To him, Lachmann’s emphasis on tracking common errors to reconstruct the original text led an illusory reproduction of a text that never existed (Cerquiglini 1999: 49, 71). Although preferable to Lachmann’s in Cerquiglini’s eyes, Bédier’s approach provided no picture of the inherent variance of medieval writing and reduced texts to the stable, closed works of modernity (Cerquiglini 1999: 70–1). Cerquiglini’s critique has produced its own share of detractors. Some argue that a single manuscript work—the form of the text that most scribes and readers encountered—could hardly exhibit the variance that Cerquiglini anachronistically claims was the deﬁnitive condition of medieval writing (Busby 1993: 32–5).
1 Clay pot containing the British Library G¯andh¯ar¯i manuscripts. Reproduced by permission of the British Library Board. 2 View from top of the British Library pot, showing the manuscripts within. Courtesy of Isao Kurita. a area. 8 The typical locations of such funereal vessels, and presumably also of the similar ones containing manuscript fragments, have been clariﬁed in a recent study by Zemaryalaï Tarzi, who notes (2005: 224) that they were often “set at the foot of the exterior walls of the monasteries, where they were half-embedded against the foundations but still visible to the naked eye” (… posés au pied des murs extérieurs des monastères.

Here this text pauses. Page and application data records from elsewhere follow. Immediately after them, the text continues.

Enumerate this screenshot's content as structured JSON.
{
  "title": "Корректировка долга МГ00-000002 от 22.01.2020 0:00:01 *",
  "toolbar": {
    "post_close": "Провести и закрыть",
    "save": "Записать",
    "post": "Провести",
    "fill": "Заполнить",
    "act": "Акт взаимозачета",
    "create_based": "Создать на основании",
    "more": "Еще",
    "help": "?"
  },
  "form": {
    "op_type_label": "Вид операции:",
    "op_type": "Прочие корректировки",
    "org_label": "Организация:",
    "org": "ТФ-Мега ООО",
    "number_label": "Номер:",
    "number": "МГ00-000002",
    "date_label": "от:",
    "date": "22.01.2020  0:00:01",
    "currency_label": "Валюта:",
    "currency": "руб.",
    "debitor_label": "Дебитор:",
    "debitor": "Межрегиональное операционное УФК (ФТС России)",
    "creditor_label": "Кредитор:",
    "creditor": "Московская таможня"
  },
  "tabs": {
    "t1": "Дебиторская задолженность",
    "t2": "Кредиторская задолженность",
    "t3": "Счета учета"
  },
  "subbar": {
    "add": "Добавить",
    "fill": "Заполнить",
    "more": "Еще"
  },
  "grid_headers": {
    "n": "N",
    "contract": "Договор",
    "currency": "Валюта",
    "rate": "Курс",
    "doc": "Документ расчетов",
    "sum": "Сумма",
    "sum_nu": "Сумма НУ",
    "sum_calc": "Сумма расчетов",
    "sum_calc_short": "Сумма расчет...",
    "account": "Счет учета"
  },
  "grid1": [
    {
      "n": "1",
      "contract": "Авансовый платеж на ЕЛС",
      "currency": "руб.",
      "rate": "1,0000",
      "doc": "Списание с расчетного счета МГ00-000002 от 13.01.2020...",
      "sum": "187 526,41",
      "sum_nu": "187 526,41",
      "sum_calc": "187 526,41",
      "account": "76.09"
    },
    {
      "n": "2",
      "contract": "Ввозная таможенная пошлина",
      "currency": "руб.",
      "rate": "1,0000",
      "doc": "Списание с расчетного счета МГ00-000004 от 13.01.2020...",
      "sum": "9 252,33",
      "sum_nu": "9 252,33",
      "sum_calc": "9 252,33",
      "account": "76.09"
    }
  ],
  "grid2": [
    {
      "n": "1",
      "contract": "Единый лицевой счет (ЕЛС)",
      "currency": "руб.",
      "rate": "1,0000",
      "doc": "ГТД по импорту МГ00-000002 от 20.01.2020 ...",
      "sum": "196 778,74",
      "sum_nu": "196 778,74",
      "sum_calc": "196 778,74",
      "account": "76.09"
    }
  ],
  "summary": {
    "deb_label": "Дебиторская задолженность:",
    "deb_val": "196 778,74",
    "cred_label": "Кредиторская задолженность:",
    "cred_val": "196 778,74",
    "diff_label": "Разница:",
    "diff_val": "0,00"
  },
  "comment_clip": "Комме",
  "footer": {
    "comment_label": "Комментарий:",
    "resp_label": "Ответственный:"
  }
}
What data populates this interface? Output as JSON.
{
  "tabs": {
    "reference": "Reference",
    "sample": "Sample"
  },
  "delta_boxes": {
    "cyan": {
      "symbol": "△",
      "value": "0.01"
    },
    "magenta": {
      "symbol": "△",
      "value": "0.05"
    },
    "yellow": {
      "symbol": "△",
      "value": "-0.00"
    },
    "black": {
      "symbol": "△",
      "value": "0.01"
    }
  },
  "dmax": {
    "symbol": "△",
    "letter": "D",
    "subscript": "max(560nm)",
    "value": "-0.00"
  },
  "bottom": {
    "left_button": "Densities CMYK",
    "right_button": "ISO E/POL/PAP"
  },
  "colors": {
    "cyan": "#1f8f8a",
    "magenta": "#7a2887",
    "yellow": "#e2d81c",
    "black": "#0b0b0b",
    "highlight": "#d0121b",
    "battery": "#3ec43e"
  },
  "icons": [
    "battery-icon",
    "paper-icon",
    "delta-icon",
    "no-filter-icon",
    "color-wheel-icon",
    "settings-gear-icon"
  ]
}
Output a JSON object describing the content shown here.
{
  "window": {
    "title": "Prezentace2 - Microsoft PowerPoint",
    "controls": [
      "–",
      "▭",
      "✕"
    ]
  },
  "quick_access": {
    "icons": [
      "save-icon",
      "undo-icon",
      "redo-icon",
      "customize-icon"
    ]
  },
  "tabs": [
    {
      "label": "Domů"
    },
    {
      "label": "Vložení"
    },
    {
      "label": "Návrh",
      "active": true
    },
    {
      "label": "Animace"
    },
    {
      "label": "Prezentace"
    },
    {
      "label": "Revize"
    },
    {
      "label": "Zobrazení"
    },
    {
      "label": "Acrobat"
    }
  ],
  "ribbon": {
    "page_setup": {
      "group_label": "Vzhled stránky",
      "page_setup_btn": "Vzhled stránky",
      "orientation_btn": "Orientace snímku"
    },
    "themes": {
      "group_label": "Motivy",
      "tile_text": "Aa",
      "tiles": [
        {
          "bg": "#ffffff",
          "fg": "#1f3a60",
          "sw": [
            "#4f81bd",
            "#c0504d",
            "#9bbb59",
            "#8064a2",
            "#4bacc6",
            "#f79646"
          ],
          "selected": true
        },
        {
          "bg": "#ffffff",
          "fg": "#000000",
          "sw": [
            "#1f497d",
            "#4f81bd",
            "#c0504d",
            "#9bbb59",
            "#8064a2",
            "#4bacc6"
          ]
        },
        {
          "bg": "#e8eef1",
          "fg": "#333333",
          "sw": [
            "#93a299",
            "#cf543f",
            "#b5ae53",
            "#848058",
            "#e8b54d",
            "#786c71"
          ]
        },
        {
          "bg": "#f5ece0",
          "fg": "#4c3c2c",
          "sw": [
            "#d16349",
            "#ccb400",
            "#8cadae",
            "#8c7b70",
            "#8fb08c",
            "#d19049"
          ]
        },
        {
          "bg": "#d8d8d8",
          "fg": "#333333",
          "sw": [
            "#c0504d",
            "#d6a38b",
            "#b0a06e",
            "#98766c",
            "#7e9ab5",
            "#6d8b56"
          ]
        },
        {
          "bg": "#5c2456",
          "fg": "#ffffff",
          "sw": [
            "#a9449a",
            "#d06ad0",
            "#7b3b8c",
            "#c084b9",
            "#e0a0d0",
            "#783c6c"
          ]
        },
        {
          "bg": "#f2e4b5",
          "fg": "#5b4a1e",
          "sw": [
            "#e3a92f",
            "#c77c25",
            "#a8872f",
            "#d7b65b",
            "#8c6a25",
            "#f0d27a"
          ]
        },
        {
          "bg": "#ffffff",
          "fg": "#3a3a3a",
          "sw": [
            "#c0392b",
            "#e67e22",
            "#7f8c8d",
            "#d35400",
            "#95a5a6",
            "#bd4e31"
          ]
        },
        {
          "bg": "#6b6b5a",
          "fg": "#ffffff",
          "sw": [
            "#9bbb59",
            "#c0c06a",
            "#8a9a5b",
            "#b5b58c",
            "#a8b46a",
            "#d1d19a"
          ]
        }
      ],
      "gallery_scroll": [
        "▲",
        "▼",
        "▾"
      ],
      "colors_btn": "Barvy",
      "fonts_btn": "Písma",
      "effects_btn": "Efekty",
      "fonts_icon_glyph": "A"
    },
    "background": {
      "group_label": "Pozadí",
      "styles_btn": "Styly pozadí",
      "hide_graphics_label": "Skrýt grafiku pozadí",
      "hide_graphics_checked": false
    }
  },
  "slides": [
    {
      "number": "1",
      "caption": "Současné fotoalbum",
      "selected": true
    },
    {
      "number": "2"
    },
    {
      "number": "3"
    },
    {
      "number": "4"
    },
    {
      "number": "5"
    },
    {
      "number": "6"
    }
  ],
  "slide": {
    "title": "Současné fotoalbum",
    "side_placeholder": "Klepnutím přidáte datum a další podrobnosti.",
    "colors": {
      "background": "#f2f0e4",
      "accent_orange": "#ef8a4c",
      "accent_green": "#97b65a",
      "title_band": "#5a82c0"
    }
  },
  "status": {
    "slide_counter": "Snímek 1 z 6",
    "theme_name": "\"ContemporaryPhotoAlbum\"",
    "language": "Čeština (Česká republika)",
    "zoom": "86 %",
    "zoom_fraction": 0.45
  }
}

1 This is said to have occurred some time between 29 and 17 BCE at the Alu Vihare monastery outside of Matale 36 Stephen C. hakath¯a were put into writing then and there, most scholars afﬁrm that the process of writing down and standardizing the P¯ali Canon took several centuries. , Abhayagiri-vih¯ara), all of which contributed to the efforts of some monks to preserve the Dharma in written form (Adikaram 1994: 79). There is, however, another side to viewing Buddhist manuscripts in terms of preservation.